Medical expenses, both planned and unexpected, can take a toll on a family’s finances. Even with health insurance, the cost of insurance premiums and out-of-pocket expenses can weigh heavily on your pocketbook.
One way to prepare for rising medical costs? Open a Health Savings Account (HSA) or a Flexible Spending Account (FSA) where a portion of your paycheck can be automatically deposited into this account. According to Wageworks.com, which provides health savings and consumer-directed benefits for employers and employees, these plans may allow the average participant to save about 30% on all annual health expenses.
Interested? We’ve broken down the difference between FSA and HSA account types, who is eligible, and what costs are covered by these types of accounts.
Health Savings Account (HSA)
A Health Savings Account (HSA) is just what it sounds like: a savings account that can be used to pay for eligible medical expenses. If you have a qualified High Deductible Health Plan (HDHP) and meet other qualifications, you may be eligible for an HSA.
By depositing money into an HSA account, you can save money designated for qualified medical expenses. To make it even easier, you can have money from your paycheck set up for direct deposit.
The purpose of an HSA is to help you plan ahead, budget, and save for any unexpected or planned medical expenses. Although you may be unsure if it is worth it to put money towards your HSA, it’s important to note that HSA funds roll over from year to year and have the potential to be used as a retirement savings tool. For 2020, the IRS has set the maximum HSA contribution for a family is $7,100 and $3,550 for individuals. HSA participants have the flexibility to adjust the deduction amount at any time by notifying their provider. Anyone 55 or older can contribute an additional $1,000 to their account.

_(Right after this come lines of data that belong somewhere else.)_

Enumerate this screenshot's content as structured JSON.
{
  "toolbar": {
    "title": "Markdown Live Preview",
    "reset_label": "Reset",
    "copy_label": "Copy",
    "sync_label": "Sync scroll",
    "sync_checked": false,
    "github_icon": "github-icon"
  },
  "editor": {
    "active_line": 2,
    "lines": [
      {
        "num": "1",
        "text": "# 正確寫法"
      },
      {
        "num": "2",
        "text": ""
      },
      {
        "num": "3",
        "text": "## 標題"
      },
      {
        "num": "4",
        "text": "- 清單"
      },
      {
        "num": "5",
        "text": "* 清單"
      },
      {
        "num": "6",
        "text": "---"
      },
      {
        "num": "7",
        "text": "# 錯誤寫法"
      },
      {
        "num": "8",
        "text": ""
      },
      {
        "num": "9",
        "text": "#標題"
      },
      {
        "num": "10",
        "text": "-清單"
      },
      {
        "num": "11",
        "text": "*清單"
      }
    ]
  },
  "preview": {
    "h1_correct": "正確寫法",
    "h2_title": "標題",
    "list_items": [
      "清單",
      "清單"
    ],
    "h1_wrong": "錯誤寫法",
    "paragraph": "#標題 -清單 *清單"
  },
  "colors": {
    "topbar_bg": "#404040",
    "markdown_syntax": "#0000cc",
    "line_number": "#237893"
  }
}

Any funds contributed to your HSA account are tax-free, and any eligible withdrawals from the account to pay for approved medical expenses are tax-free, too. If you switch jobs, your HSA account stays with you, so you can continue to use it for as long as you’d like.
You will want to be sure to check with your healthcare provider or plan manager to learn all of the qualifications, terms, and limits for HSA accounts.
Flexible Spending Account (FSA)
A Flexible Spending Account or Flexible Spending Arrangement (FSA) is a more common health savings option offered by most employers. You do not have to have health insurance to enroll in an FSA.
Similar to the HSA, you can have money from your paycheck directly deposited into an FSA account. All contributions for an FSA must be determined and declared at the start of the plan’s calendar year. Changes to the determined amount cannot be changed unless a qualifying event occurs, including a marital status change or the birth of a child. The IRS set a maximum contribution limit of $2,750 for individuals in 2020.
Any money deposited into this type of account is tax-free. While HSAs can be used as a savings account, FSA funds do not roll over, so all funds must be used before the end of your benefit or calendar year. Some employers may offer exceptions or grace periods for rollovers. However, if you change employers your FSA does not follow you, and you will leave behind any unused FSA money in your account.
You will want to be sure to check with your healthcare provider or plan manager to learn the qualifications, terms, and limits for FSA accounts.
Eligible Medical Expenses
You might be asking yourself “are reading glasses FSA eligible?” Yes! Over the counter reading glasses are covered under most FSA and HSA plans. The following are general categories that are deemed as an FSA-eligible medical expense, but we encourage you to check with your specific plan provider before using your HSA or FSA account funds.
Common FSA-eligible medical expenses include:
- Eyeglasses and contacts
- Over the counter reading glasses
- Prescription drugs
- Medical equipment
- Chiropractic care
- Dental costs
How Do I Use HSA or FSA Funds to Buy Reading Glasses?
You should receive checks or a debit card when you set up an HSA or FSA account, allowing you to make withdrawals from your account. When checking out on Readers.com®, simply enter the card information just as you would for any other debit or credit card. Be sure to keep your receipt in case you should be audited. If you have any questions, contact the Readers.com® team at 1-800-210-3975.